§ Task data

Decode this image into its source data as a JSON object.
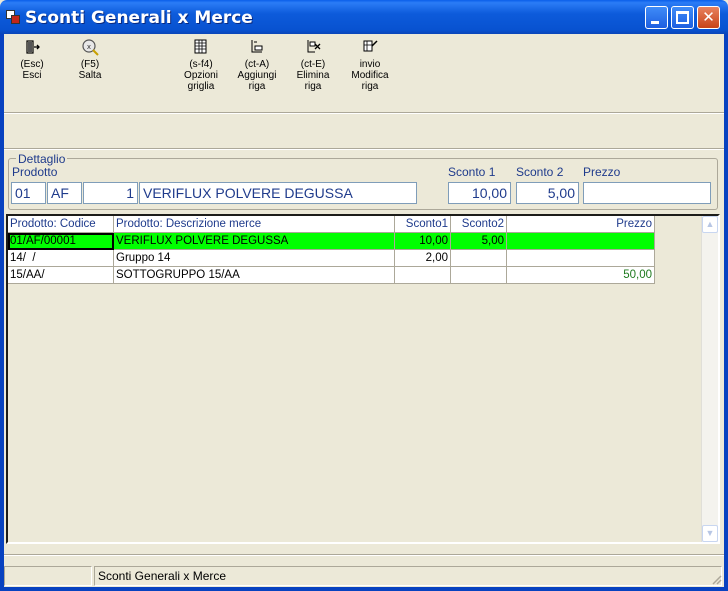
{
  "window": {
    "title": "Sconti Generali x Merce",
    "controls": {
      "minimize": "minimize-icon",
      "maximize": "maximize-icon",
      "close": "close-icon"
    }
  },
  "toolbar": {
    "items": [
      {
        "key": "(Esc)",
        "label": "Esci",
        "icon": "exit-door-icon"
      },
      {
        "key": "(F5)",
        "label": "Salta",
        "icon": "skip-magnifier-icon"
      },
      {
        "key": "(s-f4)",
        "label": "Opzioni",
        "label2": "griglia",
        "icon": "grid-options-icon"
      },
      {
        "key": "(ct-A)",
        "label": "Aggiungi",
        "label2": "riga",
        "icon": "add-row-icon"
      },
      {
        "key": "(ct-E)",
        "label": "Elimina",
        "label2": "riga",
        "icon": "delete-row-icon"
      },
      {
        "key": "invio",
        "label": "Modifica",
        "label2": "riga",
        "icon": "edit-row-icon"
      }
    ]
  },
  "detail": {
    "group_title": "Dettaglio",
    "prodotto_label": "Prodotto",
    "sconto1_label": "Sconto 1",
    "sconto2_label": "Sconto 2",
    "prezzo_label": "Prezzo",
    "prodotto_code1": "01",
    "prodotto_code2": "AF",
    "prodotto_code3": "1",
    "prodotto_desc": "VERIFLUX POLVERE DEGUSSA",
    "sconto1": "10,00",
    "sconto2": "5,00",
    "prezzo": ""
  },
  "grid": {
    "columns": [
      "Prodotto: Codice",
      "Prodotto: Descrizione merce",
      "Sconto1",
      "Sconto2",
      "Prezzo"
    ],
    "rows": [
      {
        "codice": "01/AF/00001",
        "descrizione": "VERIFLUX POLVERE DEGUSSA",
        "sconto1": "10,00",
        "sconto2": "5,00",
        "prezzo": ""
      },
      {
        "codice": "14/  /",
        "descrizione": "Gruppo 14",
        "sconto1": "2,00",
        "sconto2": "",
        "prezzo": ""
      },
      {
        "codice": "15/AA/",
        "descrizione": "SOTTOGRUPPO 15/AA",
        "sconto1": "",
        "sconto2": "",
        "prezzo": "50,00"
      }
    ],
    "selected_row_color": "#00FF00"
  },
  "status": {
    "panel1": "",
    "panel2": "Sconti Generali x Merce"
  },
  "colors": {
    "titlebar": "#0A5FEA",
    "label_blue": "#1F3B8C",
    "window_bg": "#ECE9D8"
  }
}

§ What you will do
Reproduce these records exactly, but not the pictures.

§ Response area
Decode this image into its source data as a JSON object.
{
  "window": {
    "title": "Sconti Generali x Merce",
    "controls": {
      "minimize": "minimize-icon",
      "maximize": "maximize-icon",
      "close": "close-icon"
    }
  },
  "toolbar": {
    "items": [
      {
        "key": "(Esc)",
        "label": "Esci",
        "icon": "exit-door-icon"
      },
      {
        "key": "(F5)",
        "label": "Salta",
        "icon": "skip-magnifier-icon"
      },
      {
        "key": "(s-f4)",
        "label": "Opzioni",
        "label2": "griglia",
        "icon": "grid-options-icon"
      },
      {
        "key": "(ct-A)",
        "label": "Aggiungi",
        "label2": "riga",
        "icon": "add-row-icon"
      },
      {
        "key": "(ct-E)",
        "label": "Elimina",
        "label2": "riga",
        "icon": "delete-row-icon"
      },
      {
        "key": "invio",
        "label": "Modifica",
        "label2": "riga",
        "icon": "edit-row-icon"
      }
    ]
  },
  "detail": {
    "group_title": "Dettaglio",
    "prodotto_label": "Prodotto",
    "sconto1_label": "Sconto 1",
    "sconto2_label": "Sconto 2",
    "prezzo_label": "Prezzo",
    "prodotto_code1": "01",
    "prodotto_code2": "AF",
    "prodotto_code3": "1",
    "prodotto_desc": "VERIFLUX POLVERE DEGUSSA",
    "sconto1": "10,00",
    "sconto2": "5,00",
    "prezzo": ""
  },
  "grid": {
    "columns": [
      "Prodotto: Codice",
      "Prodotto: Descrizione merce",
      "Sconto1",
      "Sconto2",
      "Prezzo"
    ],
    "rows": [
      {
        "codice": "01/AF/00001",
        "descrizione": "VERIFLUX POLVERE DEGUSSA",
        "sconto1": "10,00",
        "sconto2": "5,00",
        "prezzo": ""
      },
      {
        "codice": "14/  /",
        "descrizione": "Gruppo 14",
        "sconto1": "2,00",
        "sconto2": "",
        "prezzo": ""
      },
      {
        "codice": "15/AA/",
        "descrizione": "SOTTOGRUPPO 15/AA",
        "sconto1": "",
        "sconto2": "",
        "prezzo": "50,00"
      }
    ],
    "selected_row_color": "#00FF00"
  },
  "status": {
    "panel1": "",
    "panel2": "Sconti Generali x Merce"
  },
  "colors": {
    "titlebar": "#0A5FEA",
    "label_blue": "#1F3B8C",
    "window_bg": "#ECE9D8"
  }
}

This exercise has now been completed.